• _RECORD EXTRACTS_
###

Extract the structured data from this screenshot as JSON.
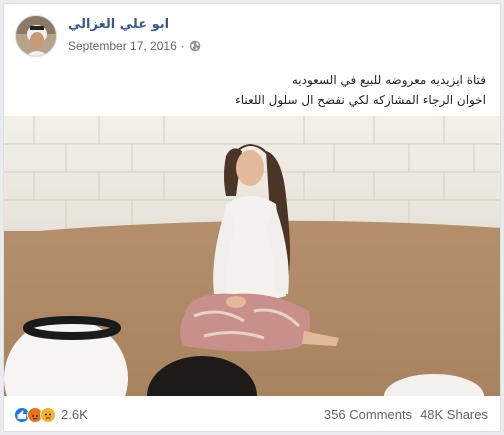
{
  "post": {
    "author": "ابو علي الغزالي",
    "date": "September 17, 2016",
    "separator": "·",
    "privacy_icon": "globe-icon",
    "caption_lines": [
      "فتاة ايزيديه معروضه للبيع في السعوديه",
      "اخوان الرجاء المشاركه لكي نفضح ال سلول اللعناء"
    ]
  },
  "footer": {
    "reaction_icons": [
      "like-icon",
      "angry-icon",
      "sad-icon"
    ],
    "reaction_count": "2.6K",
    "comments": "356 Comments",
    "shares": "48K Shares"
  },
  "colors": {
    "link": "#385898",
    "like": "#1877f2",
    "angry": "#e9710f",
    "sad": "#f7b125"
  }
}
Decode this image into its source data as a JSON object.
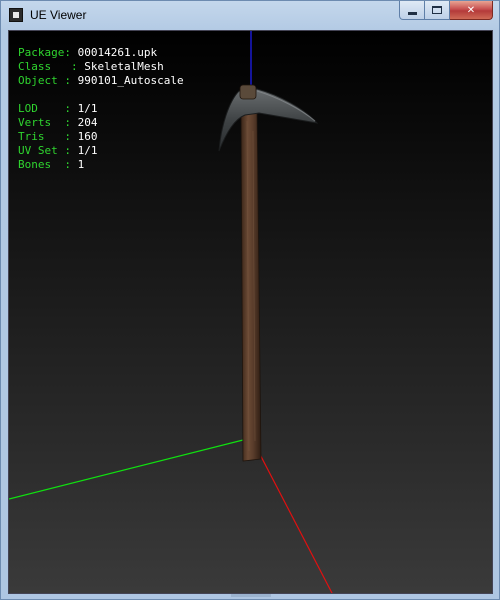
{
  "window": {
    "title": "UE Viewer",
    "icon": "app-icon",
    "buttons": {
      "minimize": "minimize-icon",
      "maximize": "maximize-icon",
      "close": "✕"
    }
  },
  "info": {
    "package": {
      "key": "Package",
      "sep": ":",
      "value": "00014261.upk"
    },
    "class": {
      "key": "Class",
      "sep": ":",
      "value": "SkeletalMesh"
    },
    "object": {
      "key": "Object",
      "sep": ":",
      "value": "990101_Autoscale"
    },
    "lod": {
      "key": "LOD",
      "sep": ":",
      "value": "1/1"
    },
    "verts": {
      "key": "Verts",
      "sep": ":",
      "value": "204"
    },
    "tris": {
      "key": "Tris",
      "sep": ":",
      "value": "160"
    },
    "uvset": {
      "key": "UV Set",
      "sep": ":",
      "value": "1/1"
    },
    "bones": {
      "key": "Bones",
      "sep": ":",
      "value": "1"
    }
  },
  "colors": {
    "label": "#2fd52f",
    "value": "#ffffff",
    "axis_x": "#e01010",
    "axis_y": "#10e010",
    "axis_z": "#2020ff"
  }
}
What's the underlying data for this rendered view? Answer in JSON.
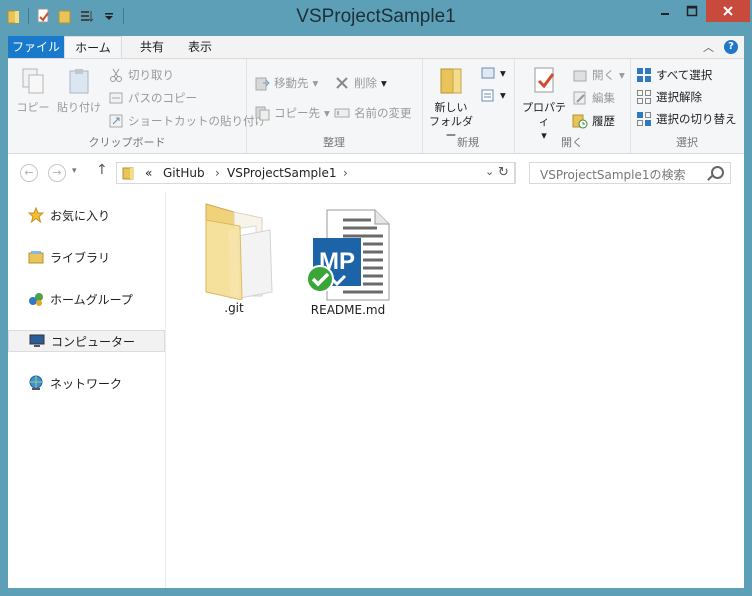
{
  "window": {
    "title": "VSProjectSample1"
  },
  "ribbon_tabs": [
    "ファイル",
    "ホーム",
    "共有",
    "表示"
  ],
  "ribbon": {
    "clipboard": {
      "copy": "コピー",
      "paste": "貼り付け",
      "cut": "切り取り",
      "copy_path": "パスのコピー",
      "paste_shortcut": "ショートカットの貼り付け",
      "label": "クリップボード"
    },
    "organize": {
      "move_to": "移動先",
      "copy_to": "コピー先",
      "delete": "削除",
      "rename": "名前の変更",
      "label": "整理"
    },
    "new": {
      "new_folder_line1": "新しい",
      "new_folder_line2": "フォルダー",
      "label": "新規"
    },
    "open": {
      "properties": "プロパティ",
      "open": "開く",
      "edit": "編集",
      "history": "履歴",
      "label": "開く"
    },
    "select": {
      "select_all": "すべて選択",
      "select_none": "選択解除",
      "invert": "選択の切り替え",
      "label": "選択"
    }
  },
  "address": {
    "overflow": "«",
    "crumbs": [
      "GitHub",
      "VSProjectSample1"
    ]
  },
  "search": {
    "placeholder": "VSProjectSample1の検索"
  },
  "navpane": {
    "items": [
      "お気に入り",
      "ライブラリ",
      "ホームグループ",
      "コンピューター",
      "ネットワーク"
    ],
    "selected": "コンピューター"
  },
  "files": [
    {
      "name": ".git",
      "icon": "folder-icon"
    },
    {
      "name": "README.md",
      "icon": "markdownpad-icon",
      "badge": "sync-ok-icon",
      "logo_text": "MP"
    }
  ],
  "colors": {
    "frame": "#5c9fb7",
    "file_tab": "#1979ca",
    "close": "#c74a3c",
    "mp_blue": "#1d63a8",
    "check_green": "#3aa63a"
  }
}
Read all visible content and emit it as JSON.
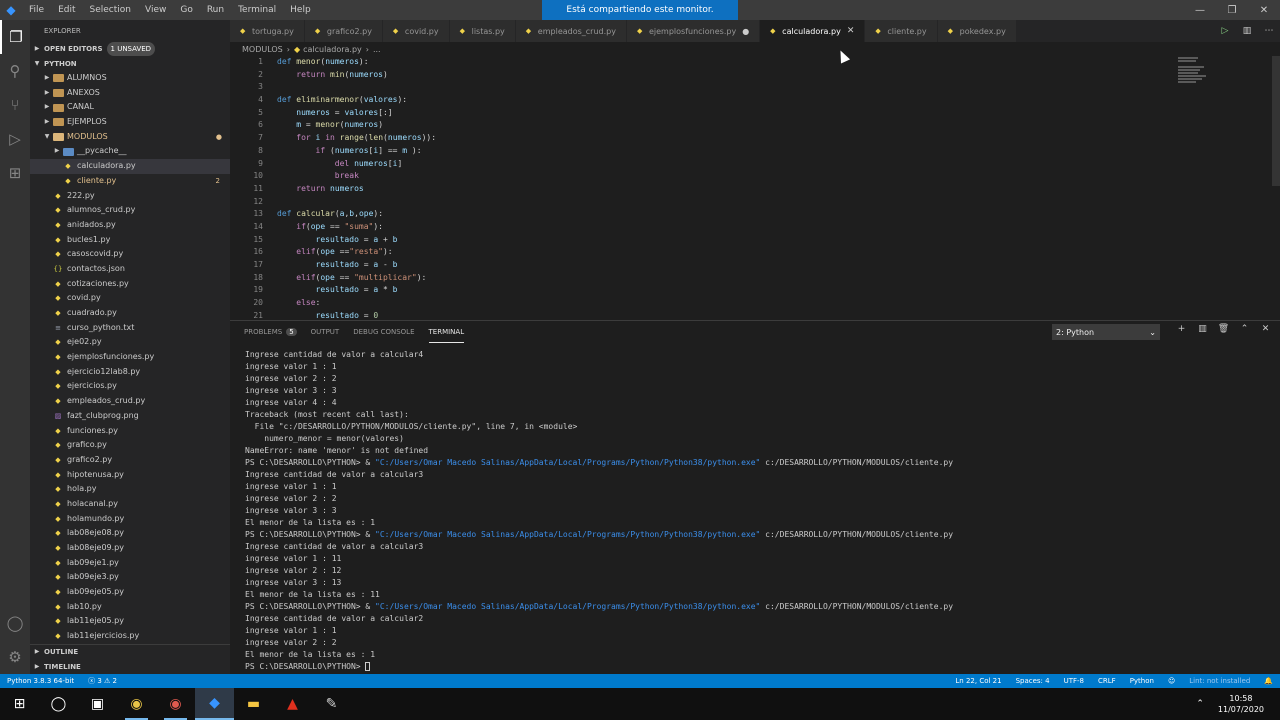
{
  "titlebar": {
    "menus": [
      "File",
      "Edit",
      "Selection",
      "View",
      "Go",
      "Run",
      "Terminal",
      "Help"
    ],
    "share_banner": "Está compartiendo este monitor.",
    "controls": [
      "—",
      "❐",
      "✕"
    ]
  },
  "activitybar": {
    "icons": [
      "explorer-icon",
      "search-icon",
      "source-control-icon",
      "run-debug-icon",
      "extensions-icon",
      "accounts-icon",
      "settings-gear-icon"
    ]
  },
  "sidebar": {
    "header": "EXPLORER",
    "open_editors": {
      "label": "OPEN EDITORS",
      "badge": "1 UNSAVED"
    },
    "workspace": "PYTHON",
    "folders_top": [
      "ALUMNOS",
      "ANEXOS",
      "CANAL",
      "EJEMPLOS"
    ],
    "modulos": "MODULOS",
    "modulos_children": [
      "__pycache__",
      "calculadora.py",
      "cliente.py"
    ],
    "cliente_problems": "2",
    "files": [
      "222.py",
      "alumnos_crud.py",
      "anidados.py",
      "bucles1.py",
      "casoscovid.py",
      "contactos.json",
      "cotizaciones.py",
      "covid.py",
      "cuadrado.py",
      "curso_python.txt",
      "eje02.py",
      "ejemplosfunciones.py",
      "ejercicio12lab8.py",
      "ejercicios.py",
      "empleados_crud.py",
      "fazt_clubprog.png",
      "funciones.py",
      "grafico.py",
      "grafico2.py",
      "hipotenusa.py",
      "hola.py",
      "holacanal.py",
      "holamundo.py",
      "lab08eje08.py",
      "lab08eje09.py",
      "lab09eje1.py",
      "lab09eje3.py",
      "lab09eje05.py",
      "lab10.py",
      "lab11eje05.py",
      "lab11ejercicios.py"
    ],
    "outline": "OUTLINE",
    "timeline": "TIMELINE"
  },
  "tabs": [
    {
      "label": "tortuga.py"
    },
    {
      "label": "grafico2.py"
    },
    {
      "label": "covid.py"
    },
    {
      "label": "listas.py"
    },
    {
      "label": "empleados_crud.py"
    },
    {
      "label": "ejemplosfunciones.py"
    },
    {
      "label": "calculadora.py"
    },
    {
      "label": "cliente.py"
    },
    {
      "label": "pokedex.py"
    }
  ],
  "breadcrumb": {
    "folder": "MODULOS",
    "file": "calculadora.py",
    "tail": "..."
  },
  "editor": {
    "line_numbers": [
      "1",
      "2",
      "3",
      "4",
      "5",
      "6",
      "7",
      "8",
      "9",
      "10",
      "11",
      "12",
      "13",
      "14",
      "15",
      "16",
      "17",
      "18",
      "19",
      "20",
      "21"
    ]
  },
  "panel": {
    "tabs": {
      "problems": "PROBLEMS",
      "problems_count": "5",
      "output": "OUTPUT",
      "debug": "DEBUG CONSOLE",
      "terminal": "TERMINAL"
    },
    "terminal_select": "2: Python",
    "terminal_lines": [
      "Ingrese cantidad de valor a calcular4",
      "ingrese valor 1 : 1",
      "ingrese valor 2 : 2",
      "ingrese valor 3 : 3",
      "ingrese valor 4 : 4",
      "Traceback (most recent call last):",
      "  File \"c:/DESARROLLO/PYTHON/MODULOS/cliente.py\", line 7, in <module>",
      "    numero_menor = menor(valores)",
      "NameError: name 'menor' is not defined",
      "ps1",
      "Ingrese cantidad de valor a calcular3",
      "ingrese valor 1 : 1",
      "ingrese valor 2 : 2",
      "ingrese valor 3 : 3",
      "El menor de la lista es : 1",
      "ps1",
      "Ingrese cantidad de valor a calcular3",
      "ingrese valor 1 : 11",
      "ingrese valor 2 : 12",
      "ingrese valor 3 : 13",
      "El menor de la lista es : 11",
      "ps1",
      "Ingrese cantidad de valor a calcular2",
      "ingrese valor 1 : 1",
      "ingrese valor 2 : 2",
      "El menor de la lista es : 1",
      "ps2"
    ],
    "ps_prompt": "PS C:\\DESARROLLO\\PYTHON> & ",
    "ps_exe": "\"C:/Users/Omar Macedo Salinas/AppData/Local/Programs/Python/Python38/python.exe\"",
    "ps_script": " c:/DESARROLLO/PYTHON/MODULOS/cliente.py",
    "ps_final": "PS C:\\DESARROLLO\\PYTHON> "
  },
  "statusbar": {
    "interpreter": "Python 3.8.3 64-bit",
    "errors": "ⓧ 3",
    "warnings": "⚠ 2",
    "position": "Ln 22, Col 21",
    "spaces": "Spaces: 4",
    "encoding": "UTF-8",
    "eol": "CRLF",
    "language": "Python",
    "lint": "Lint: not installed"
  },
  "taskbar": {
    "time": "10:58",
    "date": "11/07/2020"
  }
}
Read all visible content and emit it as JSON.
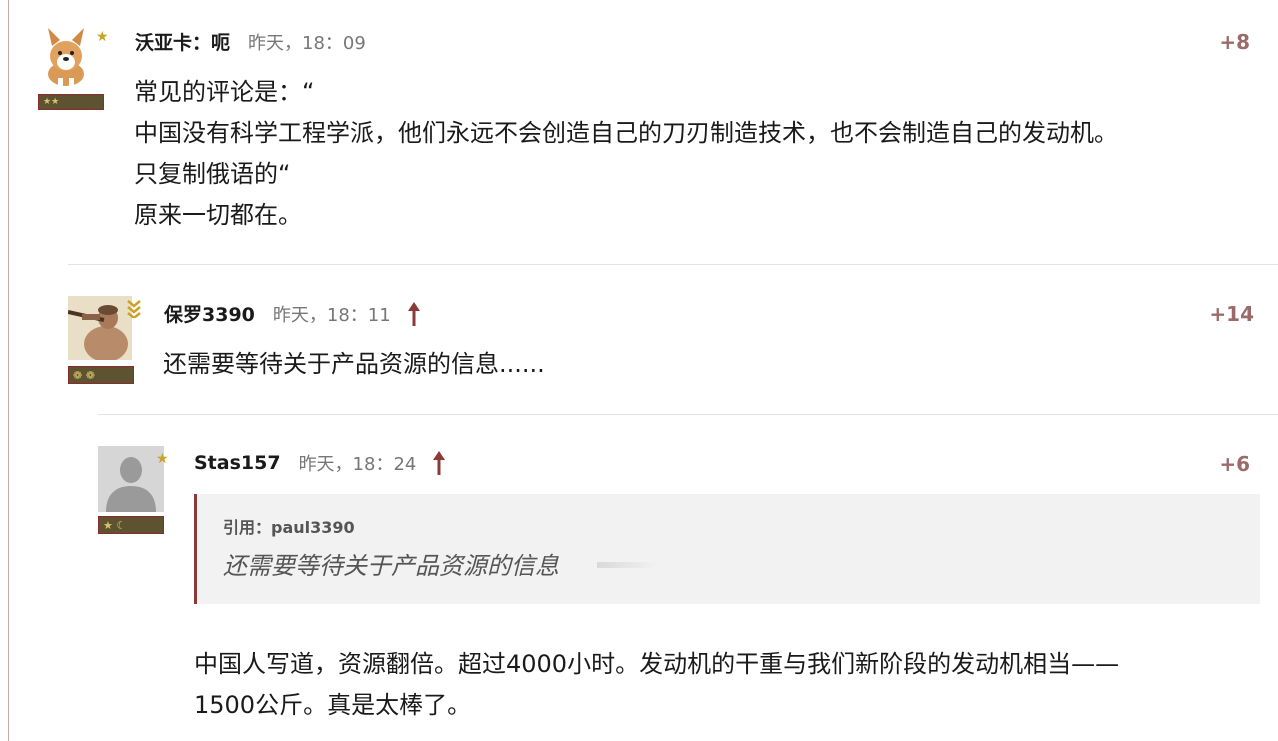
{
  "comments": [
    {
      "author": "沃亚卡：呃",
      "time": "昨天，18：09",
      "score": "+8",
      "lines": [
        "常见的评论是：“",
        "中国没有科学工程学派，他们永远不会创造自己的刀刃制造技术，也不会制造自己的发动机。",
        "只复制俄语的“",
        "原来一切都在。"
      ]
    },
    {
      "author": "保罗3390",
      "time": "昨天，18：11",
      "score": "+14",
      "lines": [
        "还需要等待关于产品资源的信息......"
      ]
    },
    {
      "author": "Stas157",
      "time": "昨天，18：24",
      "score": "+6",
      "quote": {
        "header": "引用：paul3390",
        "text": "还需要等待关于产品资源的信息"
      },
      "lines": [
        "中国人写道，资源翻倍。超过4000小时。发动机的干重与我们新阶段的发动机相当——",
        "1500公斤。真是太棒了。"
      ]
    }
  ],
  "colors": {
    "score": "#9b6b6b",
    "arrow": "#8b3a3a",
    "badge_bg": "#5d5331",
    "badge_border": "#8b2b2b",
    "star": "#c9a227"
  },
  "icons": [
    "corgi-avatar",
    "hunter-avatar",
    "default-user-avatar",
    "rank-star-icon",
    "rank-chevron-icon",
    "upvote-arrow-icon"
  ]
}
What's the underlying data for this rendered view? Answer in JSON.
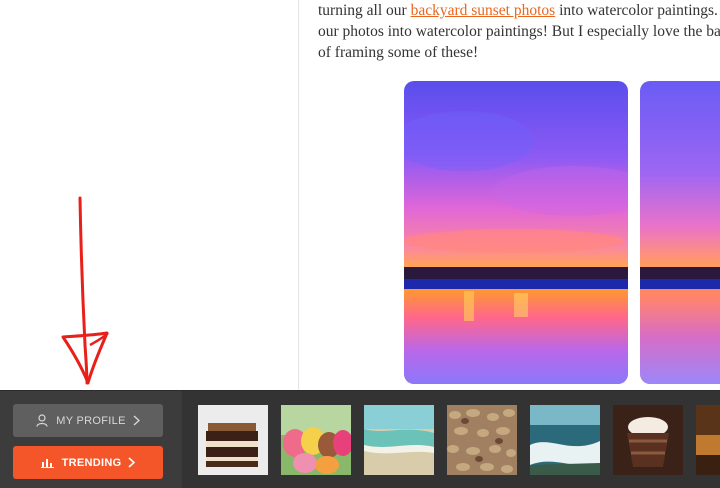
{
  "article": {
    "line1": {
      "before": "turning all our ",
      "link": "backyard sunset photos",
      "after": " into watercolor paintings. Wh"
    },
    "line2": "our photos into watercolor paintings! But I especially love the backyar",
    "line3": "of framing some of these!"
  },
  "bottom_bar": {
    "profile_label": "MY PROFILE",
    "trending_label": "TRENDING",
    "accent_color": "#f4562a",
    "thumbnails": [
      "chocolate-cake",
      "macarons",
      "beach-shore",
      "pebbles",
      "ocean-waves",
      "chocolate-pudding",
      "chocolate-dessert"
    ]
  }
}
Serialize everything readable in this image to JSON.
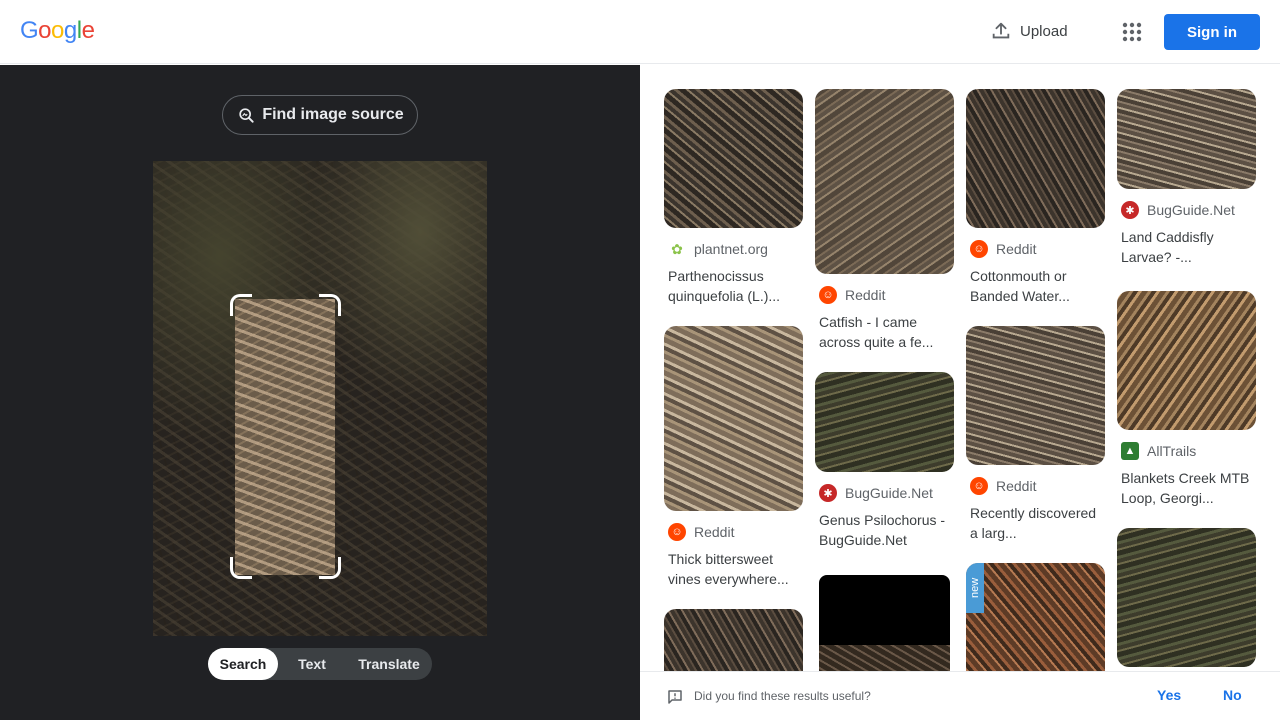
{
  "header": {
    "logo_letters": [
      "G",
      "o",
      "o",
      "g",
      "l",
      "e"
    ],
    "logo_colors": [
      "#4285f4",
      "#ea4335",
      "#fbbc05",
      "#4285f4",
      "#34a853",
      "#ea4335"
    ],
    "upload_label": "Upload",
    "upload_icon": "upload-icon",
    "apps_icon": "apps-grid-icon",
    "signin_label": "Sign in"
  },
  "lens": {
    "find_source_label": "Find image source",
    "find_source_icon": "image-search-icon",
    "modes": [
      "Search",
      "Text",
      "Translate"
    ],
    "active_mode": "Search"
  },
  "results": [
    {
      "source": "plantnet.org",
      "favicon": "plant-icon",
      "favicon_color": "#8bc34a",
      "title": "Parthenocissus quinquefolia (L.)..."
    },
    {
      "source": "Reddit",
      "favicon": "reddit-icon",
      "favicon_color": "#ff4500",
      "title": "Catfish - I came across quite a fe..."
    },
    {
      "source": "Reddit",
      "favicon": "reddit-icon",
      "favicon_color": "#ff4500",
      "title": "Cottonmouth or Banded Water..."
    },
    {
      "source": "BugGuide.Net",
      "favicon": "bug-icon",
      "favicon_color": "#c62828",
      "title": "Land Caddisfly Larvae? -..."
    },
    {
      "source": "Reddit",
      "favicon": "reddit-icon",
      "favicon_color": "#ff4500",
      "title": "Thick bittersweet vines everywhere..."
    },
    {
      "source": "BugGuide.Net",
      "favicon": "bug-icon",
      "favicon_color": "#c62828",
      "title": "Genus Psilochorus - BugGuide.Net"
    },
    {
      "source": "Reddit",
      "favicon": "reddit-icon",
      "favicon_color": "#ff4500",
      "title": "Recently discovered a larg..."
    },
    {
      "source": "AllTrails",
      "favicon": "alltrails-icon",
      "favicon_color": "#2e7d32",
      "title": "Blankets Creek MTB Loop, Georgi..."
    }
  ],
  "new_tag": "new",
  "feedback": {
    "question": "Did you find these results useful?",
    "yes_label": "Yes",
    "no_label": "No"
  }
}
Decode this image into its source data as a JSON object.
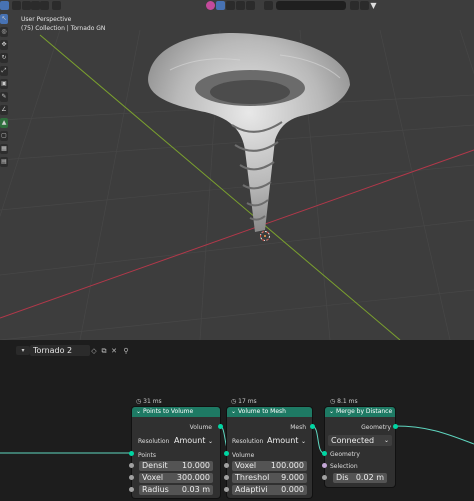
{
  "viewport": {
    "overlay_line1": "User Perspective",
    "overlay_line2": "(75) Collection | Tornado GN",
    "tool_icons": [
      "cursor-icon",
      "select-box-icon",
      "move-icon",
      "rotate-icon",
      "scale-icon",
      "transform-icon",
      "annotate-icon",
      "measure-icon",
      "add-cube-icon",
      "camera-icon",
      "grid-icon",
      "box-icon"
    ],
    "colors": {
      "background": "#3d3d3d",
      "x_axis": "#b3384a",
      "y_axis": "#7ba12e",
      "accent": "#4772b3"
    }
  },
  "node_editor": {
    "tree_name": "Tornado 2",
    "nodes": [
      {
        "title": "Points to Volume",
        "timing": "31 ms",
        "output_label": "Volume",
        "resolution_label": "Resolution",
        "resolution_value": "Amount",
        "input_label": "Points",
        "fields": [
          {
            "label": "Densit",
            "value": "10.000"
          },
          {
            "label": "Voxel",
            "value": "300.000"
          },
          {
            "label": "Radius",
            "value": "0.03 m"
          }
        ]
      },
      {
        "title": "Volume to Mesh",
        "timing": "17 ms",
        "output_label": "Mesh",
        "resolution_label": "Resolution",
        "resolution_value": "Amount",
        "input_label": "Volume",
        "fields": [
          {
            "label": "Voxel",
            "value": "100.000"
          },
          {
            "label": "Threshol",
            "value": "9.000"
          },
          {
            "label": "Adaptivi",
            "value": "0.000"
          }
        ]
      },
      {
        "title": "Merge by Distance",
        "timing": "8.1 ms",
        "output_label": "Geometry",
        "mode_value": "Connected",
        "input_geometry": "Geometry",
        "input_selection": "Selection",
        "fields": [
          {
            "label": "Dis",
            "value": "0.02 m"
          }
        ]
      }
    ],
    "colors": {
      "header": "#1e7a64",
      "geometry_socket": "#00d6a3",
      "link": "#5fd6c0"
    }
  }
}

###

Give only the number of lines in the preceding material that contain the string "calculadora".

3